21. Kitabchi AE, Wimalasena J. Specific binding sites for D-alpha-tocopherol on human erythrocytes. Biochim Biophys Acta 1982; 684:200–6.
22. Bellizzi MC, Dutta-Roy AK, James WP. High D-glucose does not affect binding of alpha-tocopherol to human erythrocytes. Mol Cell Biochem 1997; 170:187–93.
23. Bellizzi MC, Dutta-Roy AK, Duthie GG, et al. Alpha-tocopherol binding activity of red blood cells in smokers. Free Radic Res 1997; 27:105–12.
24. Handelman GJ, Machlin LJ, Fitch K, et al. Oral alpha-tocopherol supplements decrease plasma gamma-tocopherol levels in humans. J Nutr 1985; 115:807–13.
25. Christen S, Woodall AA, Shigenaga MK, et al. Gamma-tocopherol traps mutagenic electrophiles such as NO(X) and complements alpha-tocopherol: physiological implications. Proc Natl Acad Sci U S A 1997; 94:3217–22.
26. Chance B, Sies H, Boveris A. Hydroperoxide metabolism in mammalian organs. Physiol Rev 1979; 59:527–605.
27. Mueller S, Riedel HD, Stremmel W. Determination of catalase activity at physiological hydrogen peroxide concentrations. Anal Biochem 1997; 245:55–60.
28. Tavazzi B, Di Pierro D, Amorini AM, et al. Energy metabolism and lipid peroxidation of human erythrocytes as a function of increased oxidative stress. Eur J Biochem 2000; 267:684–9.
29. Mazor D, Brill G, Shorer Z, et al. Oxidative damage in red blood cells of vitamin E deficient patients. Clin Chim Acta 1997; 265:131–7.
30. Keaney JF, Gaziano JM, Xu A, et al. Low-dose alpha-tocopherol improves and high-dose alpha-tocopherol worsens endothelial vasodilator function in cholesterol-fed rabbits. J Clin Invest 1994; 93:844–51.
31. Wu D, Meydani M, Beharka AA, et al. In vitro supplementation with different tocopherol homologues can affect the function of immune cells in old mice. Free Radic Biol Med 2000; 28:643–51.

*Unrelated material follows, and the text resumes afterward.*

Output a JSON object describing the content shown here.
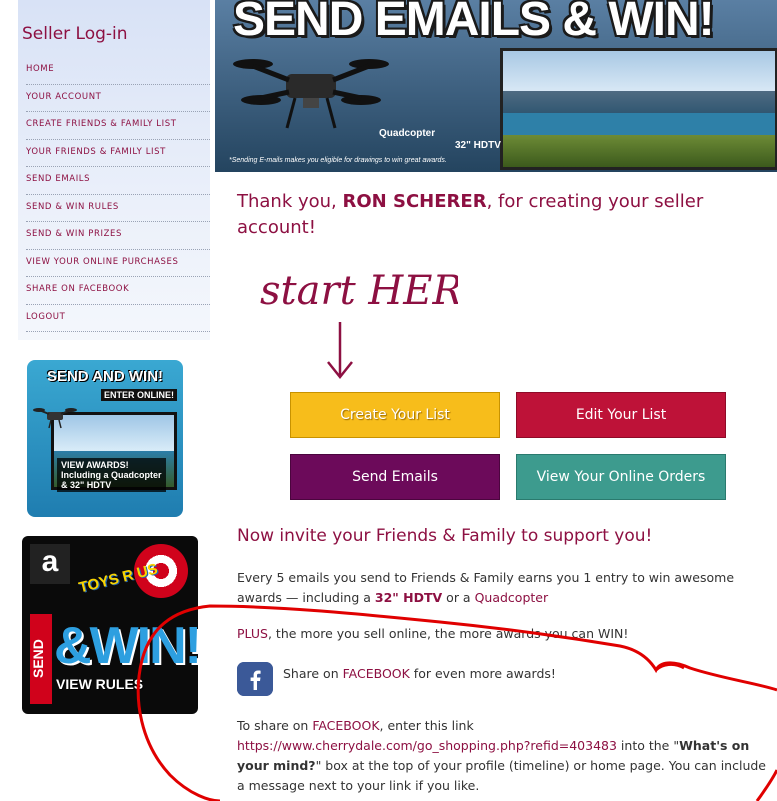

32. Girelli D, Olivieri O, Stanzial AM, et al. Factors affecting the thiobarbituric acid test as index of red blood cell susceptibility to lipid peroxidation: a multivariate analysis. Clin Chim Acta 1994; 227:45–57.

Hydrogen peroxide; Lipid peroxidation; Malondialdehyde; Tocopherols; Vitamin E

© 2002 Lippincott Williams & Wilkins, Inc.